* What the task requires: Please copy out every line in the records below that includes the word "Freedom".

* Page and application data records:
---

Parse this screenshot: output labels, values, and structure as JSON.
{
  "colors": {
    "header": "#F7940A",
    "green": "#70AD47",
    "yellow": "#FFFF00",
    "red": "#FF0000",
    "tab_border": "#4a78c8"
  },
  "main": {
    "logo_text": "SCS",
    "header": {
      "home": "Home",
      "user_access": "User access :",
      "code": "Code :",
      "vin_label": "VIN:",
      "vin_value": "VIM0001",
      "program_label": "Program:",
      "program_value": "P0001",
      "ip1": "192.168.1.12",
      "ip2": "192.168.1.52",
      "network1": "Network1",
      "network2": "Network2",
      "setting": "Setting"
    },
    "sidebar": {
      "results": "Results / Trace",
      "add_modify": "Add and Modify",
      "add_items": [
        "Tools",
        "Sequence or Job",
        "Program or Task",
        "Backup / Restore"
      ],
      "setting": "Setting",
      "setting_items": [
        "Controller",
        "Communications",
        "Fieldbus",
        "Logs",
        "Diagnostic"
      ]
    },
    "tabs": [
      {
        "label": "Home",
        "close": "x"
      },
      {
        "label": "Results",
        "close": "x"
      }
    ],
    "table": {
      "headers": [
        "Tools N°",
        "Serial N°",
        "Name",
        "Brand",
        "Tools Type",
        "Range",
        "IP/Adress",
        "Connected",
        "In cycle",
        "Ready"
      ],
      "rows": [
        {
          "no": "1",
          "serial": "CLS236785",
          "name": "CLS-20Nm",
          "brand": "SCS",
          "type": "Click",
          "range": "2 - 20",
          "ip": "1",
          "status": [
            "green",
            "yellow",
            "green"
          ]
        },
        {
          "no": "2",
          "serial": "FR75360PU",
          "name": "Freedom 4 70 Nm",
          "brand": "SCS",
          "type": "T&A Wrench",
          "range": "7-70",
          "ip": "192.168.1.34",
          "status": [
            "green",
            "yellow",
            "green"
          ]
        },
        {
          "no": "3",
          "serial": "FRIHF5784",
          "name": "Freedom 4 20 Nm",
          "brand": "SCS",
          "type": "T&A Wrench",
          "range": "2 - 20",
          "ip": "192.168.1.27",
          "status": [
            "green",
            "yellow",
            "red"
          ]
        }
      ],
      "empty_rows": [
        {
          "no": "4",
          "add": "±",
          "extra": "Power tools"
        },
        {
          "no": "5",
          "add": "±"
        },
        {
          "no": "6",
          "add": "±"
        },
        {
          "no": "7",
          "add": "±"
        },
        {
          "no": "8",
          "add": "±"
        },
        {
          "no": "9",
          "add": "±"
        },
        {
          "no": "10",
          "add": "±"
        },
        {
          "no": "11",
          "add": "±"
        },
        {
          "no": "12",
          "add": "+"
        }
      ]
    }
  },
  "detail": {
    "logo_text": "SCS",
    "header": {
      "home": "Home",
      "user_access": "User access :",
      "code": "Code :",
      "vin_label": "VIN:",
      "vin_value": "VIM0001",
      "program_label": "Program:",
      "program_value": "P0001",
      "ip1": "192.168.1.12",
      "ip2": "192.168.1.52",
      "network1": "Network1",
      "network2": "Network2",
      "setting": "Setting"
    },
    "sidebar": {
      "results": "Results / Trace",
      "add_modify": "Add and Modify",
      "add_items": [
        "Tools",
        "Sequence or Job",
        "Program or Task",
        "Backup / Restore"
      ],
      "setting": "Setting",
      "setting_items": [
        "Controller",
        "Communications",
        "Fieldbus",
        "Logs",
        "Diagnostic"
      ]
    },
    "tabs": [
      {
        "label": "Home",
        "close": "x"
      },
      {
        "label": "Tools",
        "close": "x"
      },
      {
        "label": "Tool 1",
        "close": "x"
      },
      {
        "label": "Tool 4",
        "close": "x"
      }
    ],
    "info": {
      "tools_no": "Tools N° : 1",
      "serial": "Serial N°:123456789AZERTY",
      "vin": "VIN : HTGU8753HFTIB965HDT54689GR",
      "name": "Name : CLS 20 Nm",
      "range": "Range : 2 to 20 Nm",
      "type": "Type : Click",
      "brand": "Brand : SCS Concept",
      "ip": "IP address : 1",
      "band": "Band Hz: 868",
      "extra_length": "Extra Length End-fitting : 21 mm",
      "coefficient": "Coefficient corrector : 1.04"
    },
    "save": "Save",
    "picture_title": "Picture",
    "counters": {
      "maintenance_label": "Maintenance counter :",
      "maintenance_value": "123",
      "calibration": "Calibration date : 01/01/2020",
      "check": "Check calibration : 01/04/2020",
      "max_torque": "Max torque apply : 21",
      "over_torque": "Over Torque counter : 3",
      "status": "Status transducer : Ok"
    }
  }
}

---

* Solution to the exercise:
          "name": "Freedom 4 70 Nm",
          "name": "Freedom 4 20 Nm",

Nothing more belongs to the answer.